"Teen Titans Go!" (Cartoon Network, Tuesdays). Seven years after the end of CN's popular "Teen Titans," the network revives the junior superhero brand as a kind of domestic comedy with attitude, rendered in the Japanese-sprung chibi style (big heads, little bodies) and written in the droll, rockem-sockem spirit of its own "Powerpuff Girls." (The "Teen Titans" cast reprise their original roles.) Last week's premiere revolved around sandwiches and pie; this week Robin (the Boy Wonder) must take driver's ed after wrecking the Batmobile.
"Doctor Who" (BBC America, Saturdays). We are halfway through the half-season featuring Jenna Louise Coleman as Clara Oswin Oswald, the latest companion to Matt Smith's Eleventh Doctor, and, except for the misstep of the under-thought and overwrought "The Rings of Akhaten," their second official adventure together, it is turning out to be a good one, bearing down into a series of especially suspenseful, fast-paced and focused episodes. (The complicated, timey-wimey, intertwined multicharacter narratives of the Amy, Rory and River years have been for the moment streamlined; this is a time machine for two.) The streak continues with Saturday's episode: "Journey to the Centre of the TARDIS," set in an interstellar salvage ship, is one of the show's racing-against-the-clock-in-a-confined-space stories (this does constitute a series sub-genre, including the episode before last, the submarine-bound "Cold War"), though here it also contains, in the Doctor's newly redesigned time-spaceship, an unconfined space.
"The Lord Peter Wimsey Mysteries: Complete Collection" (Acorn Media DVD). AngloTVphilia, to coin a word, has had something of a revival in recent years, between blockbuster PBS imports, BBC America and a legion of ancient and recent British series made available for streaming.
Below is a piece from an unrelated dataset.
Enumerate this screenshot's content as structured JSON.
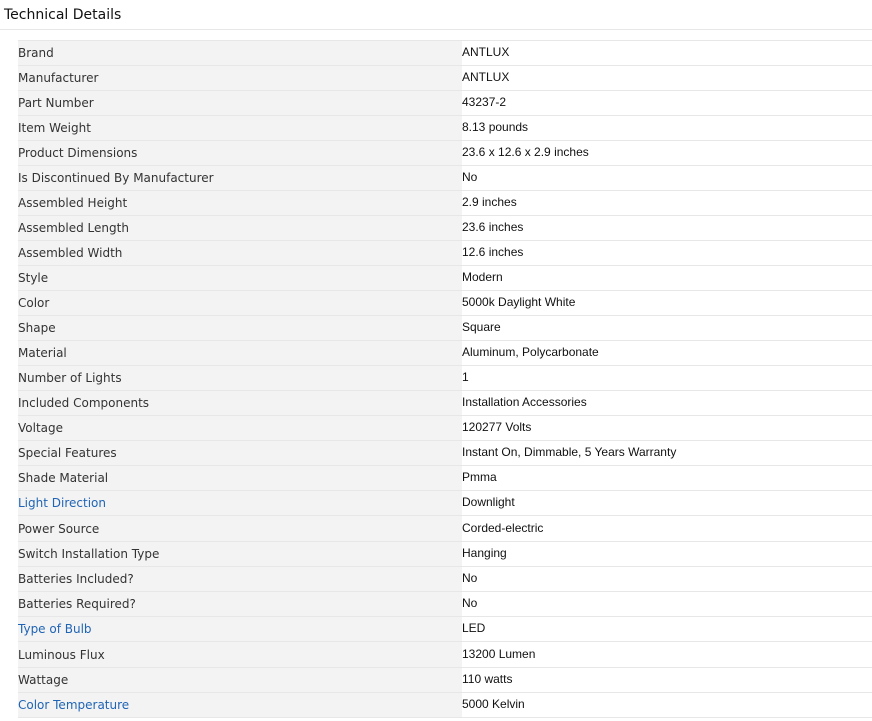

But "Downton Abbey" was built on the shoulders of giants. One of the pillars of 20th century public broadcasting is this detective series from the 1970s, adapting five Dorothy L. Sayers novels, which has been conveniently collected into a single box, being released this week by Acorn Media. Ian Carmichael, a stalwart of Ealing comedies in the 1950s and '60s, stars as the sleuthing aristocrat Lord Peter, with Glyn Houston as butler (and former batman) Bunter. (A subsequent adaptation, starring Edward Petherbridge, was produced in the late 1980s.) Originally written and set in the 1920s and '30s, the mysteries encompass a range of settings and situations, from town to country, socialites to socialists and upper class to lower -- Lord Peter, notwithstanding his title, is a born democrat. "Downton Abbey" fans will find this familiar ground; there is even a Dowager Duchess. Shot largely on video on constructed sets, these series are modest by current television standards of splendor, but the writing and performances are sharp and witty, and it does not take long to fall under their spell.Copyright © 2014, Los Angeles Times